■ **MATERIAL FOR THE TASK**:
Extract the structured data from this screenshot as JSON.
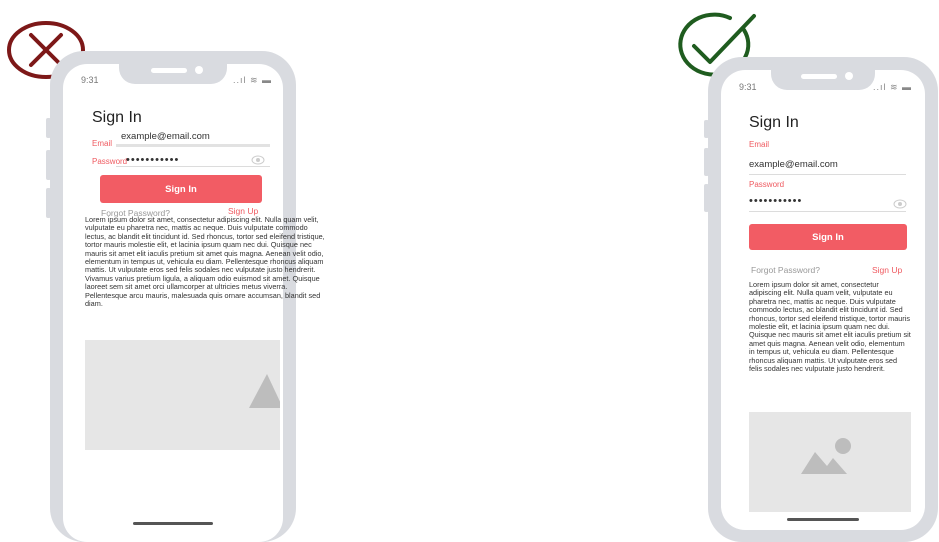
{
  "badges": {
    "bad": {
      "color": "#7d1818",
      "icon": "x-circle-icon"
    },
    "good": {
      "color": "#1f5c1f",
      "icon": "check-circle-icon"
    }
  },
  "colors": {
    "accent": "#f25c64",
    "frame": "#d9dbe0",
    "placeholder": "#e6e6e6"
  },
  "bad_phone": {
    "status": {
      "time": "9:31",
      "icons": "..ıl ≋ ▬"
    },
    "title": "Sign In",
    "email_label": "Email",
    "email_value": "example@email.com",
    "password_label": "Password",
    "password_value": "•••••••••••",
    "signin_button": "Sign In",
    "forgot_link": "Forgot Password?",
    "signup_link": "Sign Up",
    "lorem": "Lorem ipsum dolor sit amet, consectetur adipiscing elit. Nulla quam velit, vulputate eu pharetra nec, mattis ac neque. Duis vulputate commodo lectus, ac blandit elit tincidunt id. Sed rhoncus, tortor sed eleifend tristique, tortor mauris molestie elit, et lacinia ipsum quam nec dui. Quisque nec mauris sit amet elit iaculis pretium sit amet quis magna. Aenean velit odio, elementum in tempus ut, vehicula eu diam. Pellentesque rhoncus aliquam mattis. Ut vulputate eros sed felis sodales nec vulputate justo hendrerit. Vivamus varius pretium ligula, a aliquam odio euismod sit amet. Quisque laoreet sem sit amet orci ullamcorper at ultricies metus viverra. Pellentesque arcu mauris, malesuada quis ornare accumsan, blandit sed diam."
  },
  "good_phone": {
    "status": {
      "time": "9:31",
      "icons": "..ıl ≋ ▬"
    },
    "title": "Sign In",
    "email_label": "Email",
    "email_value": "example@email.com",
    "password_label": "Password",
    "password_value": "•••••••••••",
    "signin_button": "Sign In",
    "forgot_link": "Forgot Password?",
    "signup_link": "Sign Up",
    "lorem": "Lorem ipsum dolor sit amet, consectetur adipiscing elit. Nulla quam velit, vulputate eu pharetra nec, mattis ac neque. Duis vulputate commodo lectus, ac blandit elit tincidunt id. Sed rhoncus, tortor sed eleifend tristique, tortor mauris molestie elit, et lacinia ipsum quam nec dui. Quisque nec mauris sit amet elit iaculis pretium sit amet quis magna. Aenean velit odio, elementum in tempus ut, vehicula eu diam. Pellentesque rhoncus aliquam mattis. Ut vulputate eros sed felis sodales nec vulputate justo hendrerit."
  }
}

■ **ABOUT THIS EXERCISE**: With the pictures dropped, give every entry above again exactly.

■ **EXERCISE RESPONSE**:
Extract the structured data from this screenshot as JSON.
{
  "badges": {
    "bad": {
      "color": "#7d1818",
      "icon": "x-circle-icon"
    },
    "good": {
      "color": "#1f5c1f",
      "icon": "check-circle-icon"
    }
  },
  "colors": {
    "accent": "#f25c64",
    "frame": "#d9dbe0",
    "placeholder": "#e6e6e6"
  },
  "bad_phone": {
    "status": {
      "time": "9:31",
      "icons": "..ıl ≋ ▬"
    },
    "title": "Sign In",
    "email_label": "Email",
    "email_value": "example@email.com",
    "password_label": "Password",
    "password_value": "•••••••••••",
    "signin_button": "Sign In",
    "forgot_link": "Forgot Password?",
    "signup_link": "Sign Up",
    "lorem": "Lorem ipsum dolor sit amet, consectetur adipiscing elit. Nulla quam velit, vulputate eu pharetra nec, mattis ac neque. Duis vulputate commodo lectus, ac blandit elit tincidunt id. Sed rhoncus, tortor sed eleifend tristique, tortor mauris molestie elit, et lacinia ipsum quam nec dui. Quisque nec mauris sit amet elit iaculis pretium sit amet quis magna. Aenean velit odio, elementum in tempus ut, vehicula eu diam. Pellentesque rhoncus aliquam mattis. Ut vulputate eros sed felis sodales nec vulputate justo hendrerit. Vivamus varius pretium ligula, a aliquam odio euismod sit amet. Quisque laoreet sem sit amet orci ullamcorper at ultricies metus viverra. Pellentesque arcu mauris, malesuada quis ornare accumsan, blandit sed diam."
  },
  "good_phone": {
    "status": {
      "time": "9:31",
      "icons": "..ıl ≋ ▬"
    },
    "title": "Sign In",
    "email_label": "Email",
    "email_value": "example@email.com",
    "password_label": "Password",
    "password_value": "•••••••••••",
    "signin_button": "Sign In",
    "forgot_link": "Forgot Password?",
    "signup_link": "Sign Up",
    "lorem": "Lorem ipsum dolor sit amet, consectetur adipiscing elit. Nulla quam velit, vulputate eu pharetra nec, mattis ac neque. Duis vulputate commodo lectus, ac blandit elit tincidunt id. Sed rhoncus, tortor sed eleifend tristique, tortor mauris molestie elit, et lacinia ipsum quam nec dui. Quisque nec mauris sit amet elit iaculis pretium sit amet quis magna. Aenean velit odio, elementum in tempus ut, vehicula eu diam. Pellentesque rhoncus aliquam mattis. Ut vulputate eros sed felis sodales nec vulputate justo hendrerit."
  }
}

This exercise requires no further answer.